Google’s Juneteenth inspired Doodle is the work of a Detroit-based Black artist. On Saturday (June 19), the search engine site debuted artwork by Rachelle Baker. The illustration tells the story of the federal holiday within the letters of the tech giant’s name. The letters “G” and “L” are adorned with the Texas state bluebonnets flower. While “G” seems to portray the holiday’s origins in 1965, “L” is a modern depiction of how African-Americans are currently celebrating Freedom Day.

In an interview with The Grio, Baker discussed how she approached the design for Google. “For my Google Doodle, I wanted to illustrate a few of the ways that people celebrate and have historically celebrated Juneteenth,” Baker said. “I want people to think about traditions, old and new, creating their own traditions, and how they celebrate one another.”

“For me,” she continued, “Juneteenth is not only reflecting and learning about the past, appreciating the sacrifices and struggles of those before me, but also thinking about the future and how I and others around me can effect change for those that come after us. It’s also a time to celebrate ‘US’ and our accomplishments, triumphs, and everything that comes next.”

Baker’s illustrations have been featured in books such as “Making Our Way Home: The Great Migration and the Black American Dream” by Blair Imani, “Shirley Chisholm is a Verb” by Veronica Chambers and Clover Hope’s “Motherlode: 100+ Women Who Made Hip-Hop.”

Google also shared some background information on its Doodle in a blog post. “Today’s Doodle artwork celebrates joy within the Black community, as well as the perseverance foundational to this journey toward liberation. With each letter, the Doodle transitions from historical Juneteenth parades to modern-day traditions such as education through storytelling, outdoor gatherings with family and friends, and commemorative festivals and parades,” the post reads.

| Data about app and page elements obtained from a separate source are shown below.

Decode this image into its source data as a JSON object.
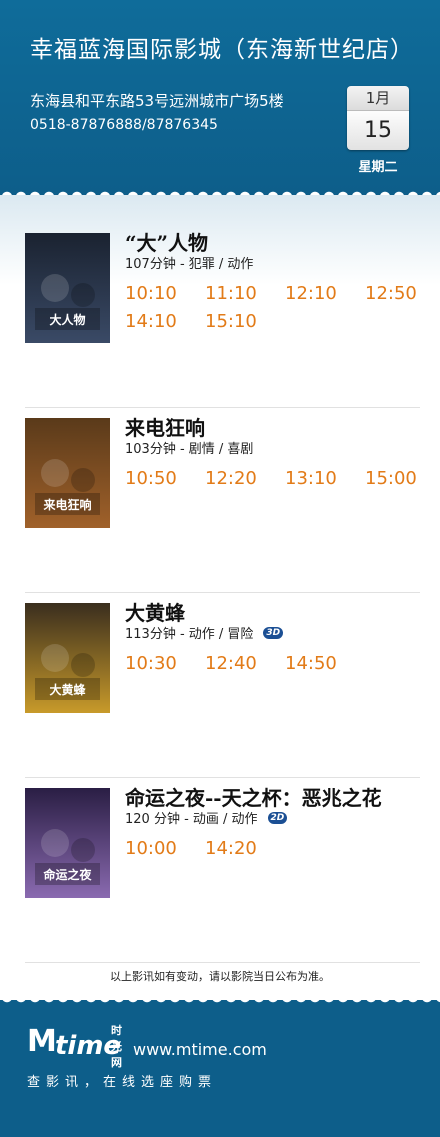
{
  "header": {
    "cinema_name": "幸福蓝海国际影城（东海新世纪店）",
    "address": "东海县和平东路53号远洲城市广场5楼",
    "phone": "0518-87876888/87876345",
    "month": "1月",
    "day": "15",
    "weekday": "星期二"
  },
  "movies": [
    {
      "title": "“大”人物",
      "meta": "107分钟 - 犯罪 / 动作",
      "badge": "",
      "showtimes": [
        "10:10",
        "11:10",
        "12:10",
        "12:50",
        "14:10",
        "15:10"
      ],
      "poster": {
        "icon": "poster-da-renwu",
        "colors": [
          "#1a2230",
          "#3a4a66"
        ],
        "text": "大人物"
      }
    },
    {
      "title": "来电狂响",
      "meta": "103分钟 - 剧情 / 喜剧",
      "badge": "",
      "showtimes": [
        "10:50",
        "12:20",
        "13:10",
        "15:00"
      ],
      "poster": {
        "icon": "poster-laidian-kuangxiang",
        "colors": [
          "#5a3a1a",
          "#a0612a"
        ],
        "text": "来电狂响"
      }
    },
    {
      "title": "大黄蜂",
      "meta": "113分钟 - 动作 / 冒险",
      "badge": "3D",
      "showtimes": [
        "10:30",
        "12:40",
        "14:50"
      ],
      "poster": {
        "icon": "poster-bumblebee",
        "colors": [
          "#3a2e1e",
          "#c89a2a"
        ],
        "text": "大黄蜂"
      }
    },
    {
      "title": "命运之夜--天之杯：恶兆之花",
      "meta": "120 分钟 - 动画 / 动作",
      "badge": "2D",
      "showtimes": [
        "10:00",
        "14:20"
      ],
      "poster": {
        "icon": "poster-fate-heavens-feel",
        "colors": [
          "#2a1e44",
          "#8a6ab0"
        ],
        "text": "命运之夜"
      }
    }
  ],
  "notice": "以上影讯如有变动，请以影院当日公布为准。",
  "footer": {
    "logo_m": "M",
    "logo_time": "time",
    "logo_cn": "时光网",
    "site": "www.mtime.com",
    "slogan": "查影讯，在线选座购票"
  },
  "colors": {
    "header_bg": "#0d5e8a",
    "showtime": "#e27b18",
    "badge": "#1b4f94"
  }
}
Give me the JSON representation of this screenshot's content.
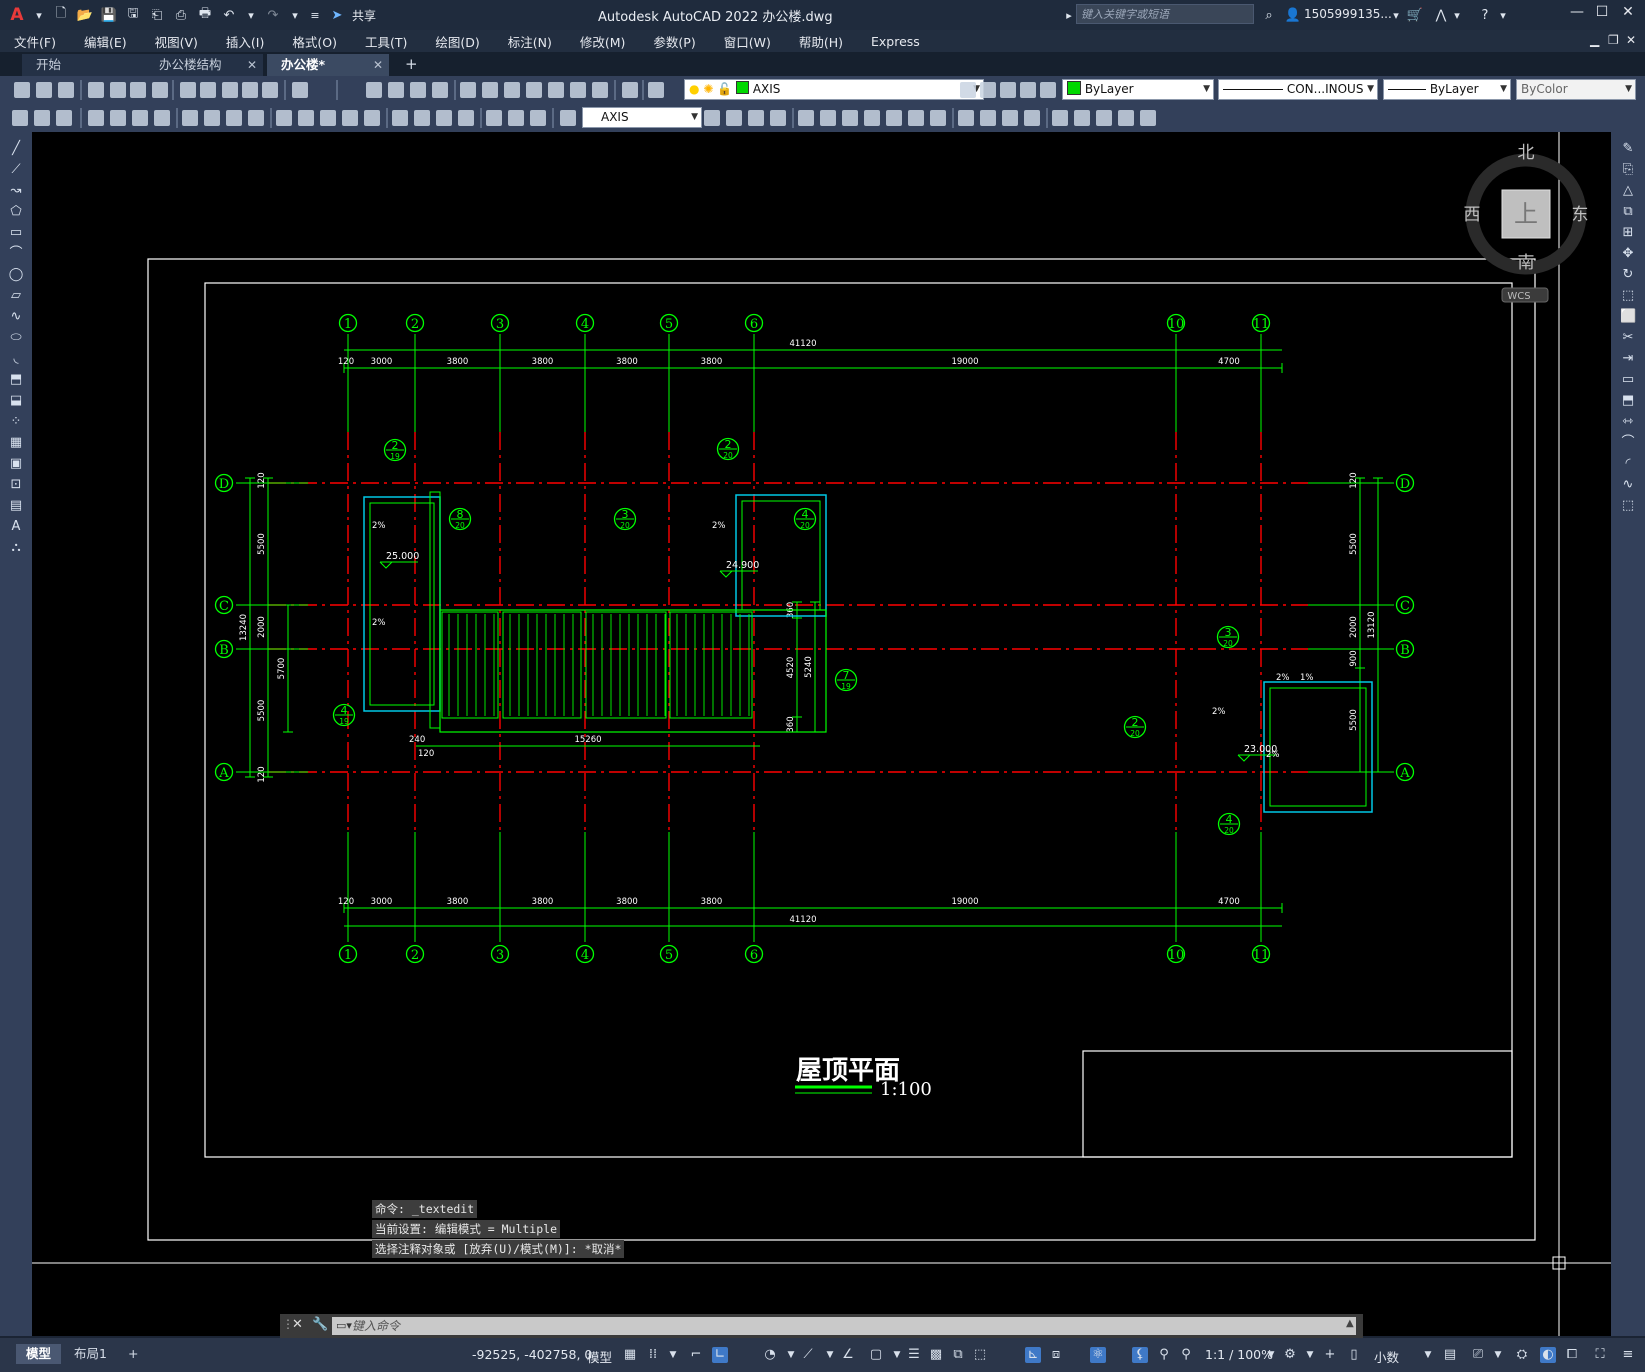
{
  "window": {
    "app_title": "Autodesk AutoCAD 2022    办公楼.dwg",
    "share_label": "共享",
    "search_placeholder": "键入关键字或短语",
    "user_name": "1505999135...",
    "logo": "A"
  },
  "menu": [
    "文件(F)",
    "编辑(E)",
    "视图(V)",
    "插入(I)",
    "格式(O)",
    "工具(T)",
    "绘图(D)",
    "标注(N)",
    "修改(M)",
    "参数(P)",
    "窗口(W)",
    "帮助(H)",
    "Express"
  ],
  "tabs": [
    {
      "label": "开始",
      "closable": false
    },
    {
      "label": "办公楼结构",
      "closable": true
    },
    {
      "label": "办公楼*",
      "closable": true,
      "active": true
    }
  ],
  "toolbar": {
    "layer_name": "AXIS",
    "color": "ByLayer",
    "linetype": "CON...INOUS",
    "lineweight": "ByLayer",
    "plotstyle": "ByColor",
    "dimstyle": "AXIS"
  },
  "viewcube": {
    "north": "北",
    "south": "南",
    "east": "东",
    "west": "西",
    "top": "上",
    "wcs": "WCS"
  },
  "drawing": {
    "title": "屋顶平面",
    "scale": "1:100",
    "columns": [
      "1",
      "2",
      "3",
      "4",
      "5",
      "6",
      "10",
      "11"
    ],
    "rows": [
      "D",
      "C",
      "B",
      "A"
    ],
    "top_dims": [
      "120",
      "3000",
      "3800",
      "3800",
      "3800",
      "3800",
      "19000",
      "4700"
    ],
    "total_dim": "41120",
    "bottom_dims": [
      "120",
      "3000",
      "3800",
      "3800",
      "3800",
      "3800",
      "19000",
      "4700"
    ],
    "left_dims": [
      "120",
      "5500",
      "2000",
      "5500",
      "120"
    ],
    "left_total": "13240",
    "left_sub": "5700",
    "right_dims": [
      "120",
      "5500",
      "2000",
      "900",
      "5500"
    ],
    "right_total": "13120",
    "canopy_dims": [
      "360",
      "4520",
      "5240",
      "360"
    ],
    "bottom_small": [
      "240",
      "120",
      "15260"
    ],
    "elevations": [
      "25.000",
      "24.900",
      "23.000"
    ],
    "slopes": [
      "2%",
      "2%",
      "2%",
      "2%",
      "1%",
      "2%",
      "2%"
    ],
    "callouts": [
      {
        "n": "2",
        "d": "19"
      },
      {
        "n": "8",
        "d": "20"
      },
      {
        "n": "4",
        "d": "19"
      },
      {
        "n": "2",
        "d": "20"
      },
      {
        "n": "3",
        "d": "20"
      },
      {
        "n": "4",
        "d": "20"
      },
      {
        "n": "7",
        "d": "19"
      },
      {
        "n": "3",
        "d": "20"
      },
      {
        "n": "2",
        "d": "20"
      },
      {
        "n": "4",
        "d": "20"
      }
    ]
  },
  "command": {
    "history": [
      "命令: _textedit",
      "当前设置: 编辑模式 = Multiple",
      "选择注释对象或 [放弃(U)/模式(M)]: *取消*"
    ],
    "placeholder": "键入命令"
  },
  "status": {
    "tabs": [
      "模型",
      "布局1"
    ],
    "coords": "-92525, -402758, 0",
    "model_label": "模型",
    "scale": "1:1 / 100%",
    "units": "小数"
  },
  "colors": {
    "canvas": "#000000",
    "green": "#00ff00",
    "red": "#ff0000",
    "cyan": "#00c8e6",
    "white": "#ffffff"
  }
}
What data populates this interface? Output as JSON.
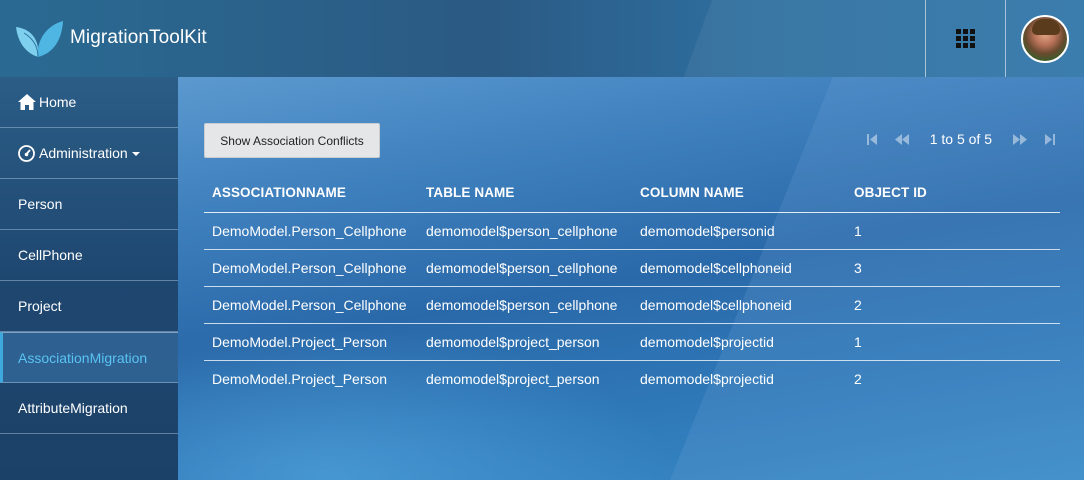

Within the Google Q&A with Baker, the guest artist revealed inspirations for the commemorative Doodle. “I looked at tons of photos and art illustrating some of the first ever Juneteenth celebration, as well as celebrations, parades, and festivities from recent years. I also read about specific symbols, foods, colors, and activities that were and continue to be important in celebrating and commemorating this holiday.

Check out the Google Doodle below:

Rachelle Baker